══ AVAILABLE DATA

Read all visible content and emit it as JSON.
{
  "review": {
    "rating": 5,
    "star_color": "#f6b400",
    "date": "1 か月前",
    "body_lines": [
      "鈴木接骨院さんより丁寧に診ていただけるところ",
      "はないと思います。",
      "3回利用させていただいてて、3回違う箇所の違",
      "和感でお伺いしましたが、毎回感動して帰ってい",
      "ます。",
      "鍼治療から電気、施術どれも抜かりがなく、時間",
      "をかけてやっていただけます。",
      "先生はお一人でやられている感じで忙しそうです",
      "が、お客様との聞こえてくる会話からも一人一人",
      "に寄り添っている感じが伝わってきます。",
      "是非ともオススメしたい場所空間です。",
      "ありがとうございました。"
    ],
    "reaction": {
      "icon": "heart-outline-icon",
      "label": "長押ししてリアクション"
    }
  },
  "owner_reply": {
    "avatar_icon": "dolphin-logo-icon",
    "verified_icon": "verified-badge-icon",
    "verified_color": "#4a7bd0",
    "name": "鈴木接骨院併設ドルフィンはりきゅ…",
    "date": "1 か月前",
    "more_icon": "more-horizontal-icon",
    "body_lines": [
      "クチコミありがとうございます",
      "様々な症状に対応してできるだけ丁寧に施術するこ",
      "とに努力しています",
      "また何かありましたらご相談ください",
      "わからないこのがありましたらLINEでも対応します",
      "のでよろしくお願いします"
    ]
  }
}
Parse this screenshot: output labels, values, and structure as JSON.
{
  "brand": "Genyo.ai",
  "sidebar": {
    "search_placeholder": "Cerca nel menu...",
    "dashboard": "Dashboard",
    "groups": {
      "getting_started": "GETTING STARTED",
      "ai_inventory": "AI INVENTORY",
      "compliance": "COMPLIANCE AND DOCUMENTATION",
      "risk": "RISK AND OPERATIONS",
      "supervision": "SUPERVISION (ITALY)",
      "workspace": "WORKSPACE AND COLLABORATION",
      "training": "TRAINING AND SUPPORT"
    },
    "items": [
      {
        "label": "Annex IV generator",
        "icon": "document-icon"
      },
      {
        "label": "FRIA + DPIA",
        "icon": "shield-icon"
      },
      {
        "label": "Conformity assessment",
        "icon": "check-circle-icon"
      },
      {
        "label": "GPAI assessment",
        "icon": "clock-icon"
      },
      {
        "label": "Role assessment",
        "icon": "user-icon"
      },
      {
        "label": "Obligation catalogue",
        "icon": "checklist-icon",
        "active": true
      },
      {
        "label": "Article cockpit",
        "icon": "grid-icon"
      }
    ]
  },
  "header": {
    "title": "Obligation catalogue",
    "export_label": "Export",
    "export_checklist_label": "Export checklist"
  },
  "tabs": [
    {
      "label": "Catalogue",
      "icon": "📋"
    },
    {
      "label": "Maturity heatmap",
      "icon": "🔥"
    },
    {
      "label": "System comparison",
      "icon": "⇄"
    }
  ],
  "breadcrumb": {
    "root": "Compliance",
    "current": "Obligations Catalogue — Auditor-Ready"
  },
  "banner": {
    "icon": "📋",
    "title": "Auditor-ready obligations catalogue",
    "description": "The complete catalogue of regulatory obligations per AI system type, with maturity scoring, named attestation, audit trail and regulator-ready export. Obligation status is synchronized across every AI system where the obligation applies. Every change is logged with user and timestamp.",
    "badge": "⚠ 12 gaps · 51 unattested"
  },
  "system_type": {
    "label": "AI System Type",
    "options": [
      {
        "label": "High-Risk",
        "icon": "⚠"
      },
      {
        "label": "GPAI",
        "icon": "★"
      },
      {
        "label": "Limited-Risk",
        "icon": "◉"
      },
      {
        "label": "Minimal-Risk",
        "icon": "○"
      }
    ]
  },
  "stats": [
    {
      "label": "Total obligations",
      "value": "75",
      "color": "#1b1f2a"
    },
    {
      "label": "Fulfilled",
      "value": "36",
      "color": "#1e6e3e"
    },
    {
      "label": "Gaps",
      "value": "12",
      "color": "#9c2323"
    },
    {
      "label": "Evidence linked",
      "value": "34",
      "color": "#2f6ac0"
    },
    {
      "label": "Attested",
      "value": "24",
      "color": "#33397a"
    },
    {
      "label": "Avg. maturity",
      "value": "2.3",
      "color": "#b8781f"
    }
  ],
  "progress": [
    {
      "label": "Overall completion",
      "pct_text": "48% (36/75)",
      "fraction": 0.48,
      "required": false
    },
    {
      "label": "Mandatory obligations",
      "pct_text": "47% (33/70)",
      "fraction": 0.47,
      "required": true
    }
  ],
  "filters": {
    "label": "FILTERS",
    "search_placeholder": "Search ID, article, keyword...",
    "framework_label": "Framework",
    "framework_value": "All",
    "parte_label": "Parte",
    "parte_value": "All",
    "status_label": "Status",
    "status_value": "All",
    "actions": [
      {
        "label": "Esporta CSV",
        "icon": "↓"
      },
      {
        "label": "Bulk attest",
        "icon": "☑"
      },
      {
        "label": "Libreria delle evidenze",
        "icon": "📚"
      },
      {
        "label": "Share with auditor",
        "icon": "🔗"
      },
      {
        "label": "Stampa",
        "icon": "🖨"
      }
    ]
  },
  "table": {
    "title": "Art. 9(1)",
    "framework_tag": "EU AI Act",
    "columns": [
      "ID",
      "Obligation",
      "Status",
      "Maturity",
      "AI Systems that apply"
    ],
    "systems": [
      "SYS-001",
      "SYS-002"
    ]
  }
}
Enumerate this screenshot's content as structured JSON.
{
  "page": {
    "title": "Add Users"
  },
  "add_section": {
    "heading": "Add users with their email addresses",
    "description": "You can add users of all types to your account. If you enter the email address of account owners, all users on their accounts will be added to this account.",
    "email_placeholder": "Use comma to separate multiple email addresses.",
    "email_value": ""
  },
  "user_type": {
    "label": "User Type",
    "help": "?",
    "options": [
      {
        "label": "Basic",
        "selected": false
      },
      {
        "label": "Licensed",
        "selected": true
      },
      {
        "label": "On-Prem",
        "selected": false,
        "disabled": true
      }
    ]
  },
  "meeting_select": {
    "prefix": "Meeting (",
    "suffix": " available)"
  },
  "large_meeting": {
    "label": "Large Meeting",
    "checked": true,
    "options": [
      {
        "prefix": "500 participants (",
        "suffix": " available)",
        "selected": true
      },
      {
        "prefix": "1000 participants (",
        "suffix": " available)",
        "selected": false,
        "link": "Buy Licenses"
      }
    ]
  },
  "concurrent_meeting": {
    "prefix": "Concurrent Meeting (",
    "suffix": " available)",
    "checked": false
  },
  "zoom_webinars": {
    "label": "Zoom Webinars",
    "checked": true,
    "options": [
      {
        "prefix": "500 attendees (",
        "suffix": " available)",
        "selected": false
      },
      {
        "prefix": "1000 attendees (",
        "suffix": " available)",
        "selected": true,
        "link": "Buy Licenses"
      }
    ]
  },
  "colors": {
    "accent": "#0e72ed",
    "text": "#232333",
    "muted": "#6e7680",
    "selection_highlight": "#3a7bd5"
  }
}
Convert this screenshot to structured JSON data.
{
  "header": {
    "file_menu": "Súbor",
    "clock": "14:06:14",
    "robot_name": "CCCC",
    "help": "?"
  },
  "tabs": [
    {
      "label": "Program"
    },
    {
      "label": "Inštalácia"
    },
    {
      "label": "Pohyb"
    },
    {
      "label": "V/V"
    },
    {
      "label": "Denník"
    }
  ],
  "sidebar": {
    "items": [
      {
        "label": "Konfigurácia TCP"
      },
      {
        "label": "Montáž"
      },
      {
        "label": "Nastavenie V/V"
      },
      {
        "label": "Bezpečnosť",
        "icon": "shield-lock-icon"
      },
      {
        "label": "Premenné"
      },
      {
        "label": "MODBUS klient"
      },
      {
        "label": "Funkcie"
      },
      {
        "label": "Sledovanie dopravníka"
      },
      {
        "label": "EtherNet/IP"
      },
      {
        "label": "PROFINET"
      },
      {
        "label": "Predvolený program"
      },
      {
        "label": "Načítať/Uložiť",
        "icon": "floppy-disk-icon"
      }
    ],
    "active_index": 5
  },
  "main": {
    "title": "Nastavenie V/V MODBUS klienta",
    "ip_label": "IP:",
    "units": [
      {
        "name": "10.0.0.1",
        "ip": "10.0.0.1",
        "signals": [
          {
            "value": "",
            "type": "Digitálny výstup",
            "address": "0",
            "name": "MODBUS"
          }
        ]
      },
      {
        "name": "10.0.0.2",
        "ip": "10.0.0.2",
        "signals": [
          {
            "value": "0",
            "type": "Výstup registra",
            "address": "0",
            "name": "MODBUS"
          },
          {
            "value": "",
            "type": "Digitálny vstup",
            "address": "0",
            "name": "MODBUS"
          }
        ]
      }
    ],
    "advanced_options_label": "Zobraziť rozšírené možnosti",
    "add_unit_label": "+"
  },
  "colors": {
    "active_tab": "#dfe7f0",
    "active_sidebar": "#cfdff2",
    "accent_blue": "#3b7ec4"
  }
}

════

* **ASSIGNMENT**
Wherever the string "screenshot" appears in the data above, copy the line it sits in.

* **TASK RESPONSE**
Parse this screenshot: output labels, values, and structure as JSON.
Enumerate this screenshot's content as structured JSON.
Convert this screenshot to structured JSON data.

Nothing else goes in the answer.